Copy every line from the data below in which the string "Rollins" can be found.

Web page and app entries:
-------------------------

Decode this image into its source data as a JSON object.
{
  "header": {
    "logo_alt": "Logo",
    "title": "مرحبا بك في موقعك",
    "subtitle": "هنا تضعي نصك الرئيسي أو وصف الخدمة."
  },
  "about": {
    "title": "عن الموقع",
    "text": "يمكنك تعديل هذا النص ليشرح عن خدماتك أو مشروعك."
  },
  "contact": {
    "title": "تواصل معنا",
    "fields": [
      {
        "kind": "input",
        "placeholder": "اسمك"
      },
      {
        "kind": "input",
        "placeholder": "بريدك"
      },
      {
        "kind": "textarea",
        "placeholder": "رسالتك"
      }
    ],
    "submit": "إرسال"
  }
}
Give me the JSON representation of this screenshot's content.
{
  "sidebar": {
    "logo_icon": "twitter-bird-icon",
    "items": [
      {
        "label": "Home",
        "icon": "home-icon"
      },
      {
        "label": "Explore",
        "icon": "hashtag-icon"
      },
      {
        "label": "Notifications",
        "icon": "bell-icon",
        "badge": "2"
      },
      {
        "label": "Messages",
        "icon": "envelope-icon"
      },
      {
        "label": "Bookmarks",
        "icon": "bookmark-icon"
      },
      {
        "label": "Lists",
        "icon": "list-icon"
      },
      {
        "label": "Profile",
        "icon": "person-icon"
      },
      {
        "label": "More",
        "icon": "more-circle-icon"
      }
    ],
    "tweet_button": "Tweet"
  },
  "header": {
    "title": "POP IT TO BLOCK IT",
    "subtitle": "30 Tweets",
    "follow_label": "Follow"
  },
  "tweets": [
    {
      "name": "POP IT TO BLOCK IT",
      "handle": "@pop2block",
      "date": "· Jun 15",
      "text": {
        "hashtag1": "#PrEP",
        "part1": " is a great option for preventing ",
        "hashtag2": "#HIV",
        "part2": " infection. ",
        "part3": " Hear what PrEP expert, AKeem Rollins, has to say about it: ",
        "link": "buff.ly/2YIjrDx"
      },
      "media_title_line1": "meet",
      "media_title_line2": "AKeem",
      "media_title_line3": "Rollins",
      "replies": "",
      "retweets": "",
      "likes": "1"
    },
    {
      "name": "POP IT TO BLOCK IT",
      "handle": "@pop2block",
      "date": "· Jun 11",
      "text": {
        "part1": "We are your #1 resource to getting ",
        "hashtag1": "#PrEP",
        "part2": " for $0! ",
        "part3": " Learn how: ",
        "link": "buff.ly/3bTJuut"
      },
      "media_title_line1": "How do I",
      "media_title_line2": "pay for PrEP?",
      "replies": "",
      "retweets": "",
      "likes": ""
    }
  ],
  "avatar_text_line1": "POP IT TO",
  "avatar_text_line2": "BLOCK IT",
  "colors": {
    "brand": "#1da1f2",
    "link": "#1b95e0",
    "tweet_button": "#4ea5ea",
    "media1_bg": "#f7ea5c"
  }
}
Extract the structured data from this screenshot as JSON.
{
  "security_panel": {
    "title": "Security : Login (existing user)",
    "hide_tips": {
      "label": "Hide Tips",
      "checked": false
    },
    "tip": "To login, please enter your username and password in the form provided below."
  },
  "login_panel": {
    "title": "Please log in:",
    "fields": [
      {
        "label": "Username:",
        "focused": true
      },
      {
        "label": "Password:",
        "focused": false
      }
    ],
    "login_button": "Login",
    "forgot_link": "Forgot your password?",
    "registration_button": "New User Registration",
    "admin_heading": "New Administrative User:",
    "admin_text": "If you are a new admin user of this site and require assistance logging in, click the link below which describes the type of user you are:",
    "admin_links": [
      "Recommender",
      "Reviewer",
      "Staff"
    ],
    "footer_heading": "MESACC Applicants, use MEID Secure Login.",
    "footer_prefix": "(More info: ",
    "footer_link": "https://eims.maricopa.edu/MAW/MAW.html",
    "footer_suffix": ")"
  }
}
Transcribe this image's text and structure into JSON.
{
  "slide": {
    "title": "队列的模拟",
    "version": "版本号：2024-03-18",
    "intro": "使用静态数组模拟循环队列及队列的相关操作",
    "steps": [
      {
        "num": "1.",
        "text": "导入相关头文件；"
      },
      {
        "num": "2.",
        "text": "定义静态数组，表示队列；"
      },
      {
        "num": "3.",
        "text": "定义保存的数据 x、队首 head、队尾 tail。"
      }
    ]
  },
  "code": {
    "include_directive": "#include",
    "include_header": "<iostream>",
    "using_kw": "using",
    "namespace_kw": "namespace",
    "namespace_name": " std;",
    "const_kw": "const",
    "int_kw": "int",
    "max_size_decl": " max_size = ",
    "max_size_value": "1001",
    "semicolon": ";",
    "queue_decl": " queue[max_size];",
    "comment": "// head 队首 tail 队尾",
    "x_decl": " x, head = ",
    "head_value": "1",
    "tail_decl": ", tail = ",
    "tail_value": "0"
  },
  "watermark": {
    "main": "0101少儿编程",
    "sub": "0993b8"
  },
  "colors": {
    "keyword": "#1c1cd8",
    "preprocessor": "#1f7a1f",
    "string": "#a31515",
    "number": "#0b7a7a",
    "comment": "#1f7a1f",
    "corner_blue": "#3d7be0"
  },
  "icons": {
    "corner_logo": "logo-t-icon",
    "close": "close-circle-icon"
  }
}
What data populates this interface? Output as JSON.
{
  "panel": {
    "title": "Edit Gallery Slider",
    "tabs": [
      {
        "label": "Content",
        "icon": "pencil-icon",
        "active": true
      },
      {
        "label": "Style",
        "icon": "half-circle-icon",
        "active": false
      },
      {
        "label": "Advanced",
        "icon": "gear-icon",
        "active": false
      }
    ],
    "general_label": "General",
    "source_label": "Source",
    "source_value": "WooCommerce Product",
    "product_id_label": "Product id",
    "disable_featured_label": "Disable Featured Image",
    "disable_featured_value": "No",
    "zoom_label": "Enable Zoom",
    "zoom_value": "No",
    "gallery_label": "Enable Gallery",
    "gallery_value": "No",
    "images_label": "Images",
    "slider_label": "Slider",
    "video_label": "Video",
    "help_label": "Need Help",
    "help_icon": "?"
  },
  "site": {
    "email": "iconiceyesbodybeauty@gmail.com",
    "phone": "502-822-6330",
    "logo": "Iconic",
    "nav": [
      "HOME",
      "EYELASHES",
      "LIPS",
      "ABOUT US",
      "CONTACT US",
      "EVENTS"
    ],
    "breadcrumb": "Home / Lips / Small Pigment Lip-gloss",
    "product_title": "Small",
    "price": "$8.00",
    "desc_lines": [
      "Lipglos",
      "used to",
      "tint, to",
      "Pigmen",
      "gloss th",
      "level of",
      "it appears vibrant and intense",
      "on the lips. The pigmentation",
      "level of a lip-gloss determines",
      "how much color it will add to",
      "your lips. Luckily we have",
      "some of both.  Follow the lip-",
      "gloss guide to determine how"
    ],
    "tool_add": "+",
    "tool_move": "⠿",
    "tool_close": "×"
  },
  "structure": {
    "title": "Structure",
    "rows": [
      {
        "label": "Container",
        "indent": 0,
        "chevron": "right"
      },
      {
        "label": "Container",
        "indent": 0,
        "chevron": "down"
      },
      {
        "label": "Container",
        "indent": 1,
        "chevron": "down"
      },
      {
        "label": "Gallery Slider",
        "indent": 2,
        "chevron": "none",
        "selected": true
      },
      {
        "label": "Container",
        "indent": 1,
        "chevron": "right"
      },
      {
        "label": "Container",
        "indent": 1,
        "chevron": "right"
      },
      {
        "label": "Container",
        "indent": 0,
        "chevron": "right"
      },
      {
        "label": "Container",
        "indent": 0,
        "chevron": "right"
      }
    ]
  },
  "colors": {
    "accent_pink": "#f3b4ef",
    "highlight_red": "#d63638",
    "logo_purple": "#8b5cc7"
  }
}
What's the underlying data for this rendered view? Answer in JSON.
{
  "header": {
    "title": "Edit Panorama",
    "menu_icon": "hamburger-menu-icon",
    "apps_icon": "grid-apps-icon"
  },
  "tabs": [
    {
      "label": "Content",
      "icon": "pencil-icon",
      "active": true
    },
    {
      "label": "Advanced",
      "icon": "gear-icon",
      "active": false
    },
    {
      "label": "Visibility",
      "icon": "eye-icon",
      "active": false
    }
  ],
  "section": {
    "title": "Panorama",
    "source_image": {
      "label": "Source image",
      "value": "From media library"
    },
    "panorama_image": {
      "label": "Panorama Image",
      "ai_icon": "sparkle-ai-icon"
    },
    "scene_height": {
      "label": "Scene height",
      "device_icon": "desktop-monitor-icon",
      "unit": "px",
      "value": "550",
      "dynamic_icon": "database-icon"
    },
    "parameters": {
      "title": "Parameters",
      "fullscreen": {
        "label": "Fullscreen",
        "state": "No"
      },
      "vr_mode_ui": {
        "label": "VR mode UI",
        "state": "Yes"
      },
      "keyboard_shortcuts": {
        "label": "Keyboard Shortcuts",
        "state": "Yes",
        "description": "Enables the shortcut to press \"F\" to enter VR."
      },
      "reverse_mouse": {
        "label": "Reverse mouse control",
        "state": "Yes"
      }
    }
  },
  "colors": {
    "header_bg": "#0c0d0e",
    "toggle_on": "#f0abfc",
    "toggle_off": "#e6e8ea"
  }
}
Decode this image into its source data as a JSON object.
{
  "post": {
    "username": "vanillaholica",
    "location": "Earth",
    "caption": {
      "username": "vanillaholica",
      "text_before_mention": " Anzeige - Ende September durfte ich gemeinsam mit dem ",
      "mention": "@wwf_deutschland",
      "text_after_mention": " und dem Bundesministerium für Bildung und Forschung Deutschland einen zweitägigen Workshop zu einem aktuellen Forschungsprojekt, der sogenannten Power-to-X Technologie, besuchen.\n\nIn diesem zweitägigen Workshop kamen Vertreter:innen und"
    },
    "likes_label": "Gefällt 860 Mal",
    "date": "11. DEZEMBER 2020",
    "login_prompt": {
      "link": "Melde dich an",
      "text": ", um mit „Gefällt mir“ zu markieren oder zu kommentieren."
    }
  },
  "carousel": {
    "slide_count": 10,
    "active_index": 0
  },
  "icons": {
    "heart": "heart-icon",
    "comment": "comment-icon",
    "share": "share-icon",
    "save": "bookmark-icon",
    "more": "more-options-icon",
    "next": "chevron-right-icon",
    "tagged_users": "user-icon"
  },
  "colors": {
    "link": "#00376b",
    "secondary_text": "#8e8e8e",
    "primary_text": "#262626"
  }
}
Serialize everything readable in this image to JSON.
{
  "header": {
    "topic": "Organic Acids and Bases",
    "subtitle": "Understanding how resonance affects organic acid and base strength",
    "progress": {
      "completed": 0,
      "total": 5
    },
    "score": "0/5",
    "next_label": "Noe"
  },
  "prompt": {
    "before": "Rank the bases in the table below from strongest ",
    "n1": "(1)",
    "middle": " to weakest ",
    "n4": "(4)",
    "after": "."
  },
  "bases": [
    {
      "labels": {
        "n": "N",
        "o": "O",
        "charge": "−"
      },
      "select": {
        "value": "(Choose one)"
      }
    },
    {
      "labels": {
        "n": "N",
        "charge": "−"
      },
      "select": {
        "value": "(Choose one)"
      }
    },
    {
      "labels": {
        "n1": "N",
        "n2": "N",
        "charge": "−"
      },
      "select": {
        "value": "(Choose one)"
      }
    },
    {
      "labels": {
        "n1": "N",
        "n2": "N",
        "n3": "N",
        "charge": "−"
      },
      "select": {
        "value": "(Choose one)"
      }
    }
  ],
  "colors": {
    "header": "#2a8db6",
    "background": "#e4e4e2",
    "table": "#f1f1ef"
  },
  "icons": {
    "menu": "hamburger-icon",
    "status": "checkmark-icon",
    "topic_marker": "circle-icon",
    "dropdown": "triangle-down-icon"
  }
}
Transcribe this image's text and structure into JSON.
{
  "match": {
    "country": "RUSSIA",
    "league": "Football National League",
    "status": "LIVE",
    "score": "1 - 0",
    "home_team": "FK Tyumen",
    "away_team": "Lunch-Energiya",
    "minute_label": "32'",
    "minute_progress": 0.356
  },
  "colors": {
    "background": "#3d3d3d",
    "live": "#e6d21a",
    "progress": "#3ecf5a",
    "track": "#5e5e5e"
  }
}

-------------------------

Solution below:
        "part3": " Hear what PrEP expert, AKeem Rollins, has to say about it: ",
      "media_title_line3": "Rollins",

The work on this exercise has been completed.